**Available records:**
···

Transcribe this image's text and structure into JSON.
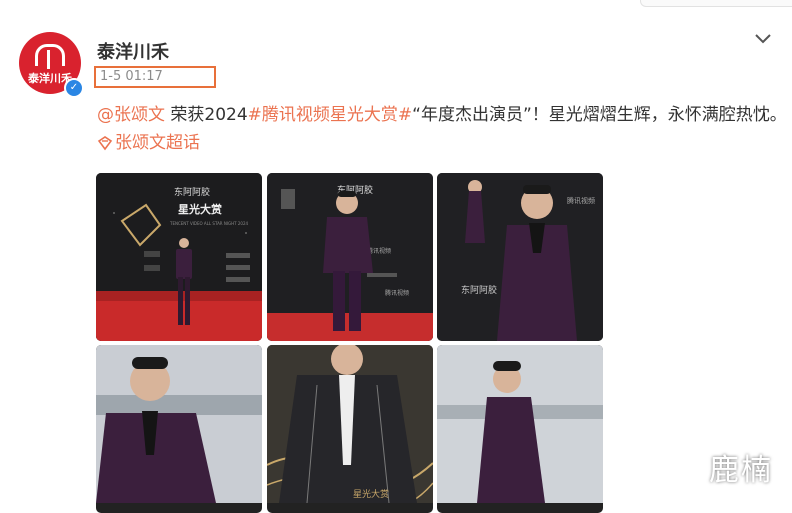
{
  "post": {
    "avatar_brand": "泰洋川禾",
    "username": "泰洋川禾",
    "timestamp": "1-5 01:17",
    "text": {
      "mention": "@张颂文",
      "part1": " 荣获2024",
      "hashtag": "#腾讯视频星光大赏#",
      "part2": "“年度杰出演员”！星光熠熠生辉，永怀满腔热忱。",
      "topic_link": "张颂文超话"
    },
    "photos": [
      {
        "name": "photo-1"
      },
      {
        "name": "photo-2"
      },
      {
        "name": "photo-3"
      },
      {
        "name": "photo-4"
      },
      {
        "name": "photo-5"
      },
      {
        "name": "photo-6"
      }
    ],
    "photo_texts": {
      "sponsor": "东阿阿胶",
      "event": "星光大赏",
      "event_en": "TENCENT VIDEO ALL STAR NIGHT 2024",
      "platform": "腾讯视频"
    }
  },
  "watermark": "鹿楠",
  "icons": {
    "more": "chevron-down-icon",
    "verified": "verified-badge-icon",
    "topic": "supertopic-icon"
  },
  "colors": {
    "link": "#eb7350",
    "highlight_box": "#e8703a",
    "avatar_bg": "#d9222e",
    "verified": "#2a86e4",
    "suit": "#3b1f3d"
  }
}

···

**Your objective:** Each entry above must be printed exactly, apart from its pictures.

**Response area:**
Transcribe this image's text and structure into JSON.
{
  "post": {
    "avatar_brand": "泰洋川禾",
    "username": "泰洋川禾",
    "timestamp": "1-5 01:17",
    "text": {
      "mention": "@张颂文",
      "part1": " 荣获2024",
      "hashtag": "#腾讯视频星光大赏#",
      "part2": "“年度杰出演员”！星光熠熠生辉，永怀满腔热忱。",
      "topic_link": "张颂文超话"
    },
    "photos": [
      {
        "name": "photo-1"
      },
      {
        "name": "photo-2"
      },
      {
        "name": "photo-3"
      },
      {
        "name": "photo-4"
      },
      {
        "name": "photo-5"
      },
      {
        "name": "photo-6"
      }
    ],
    "photo_texts": {
      "sponsor": "东阿阿胶",
      "event": "星光大赏",
      "event_en": "TENCENT VIDEO ALL STAR NIGHT 2024",
      "platform": "腾讯视频"
    }
  },
  "watermark": "鹿楠",
  "icons": {
    "more": "chevron-down-icon",
    "verified": "verified-badge-icon",
    "topic": "supertopic-icon"
  },
  "colors": {
    "link": "#eb7350",
    "highlight_box": "#e8703a",
    "avatar_bg": "#d9222e",
    "verified": "#2a86e4",
    "suit": "#3b1f3d"
  }
}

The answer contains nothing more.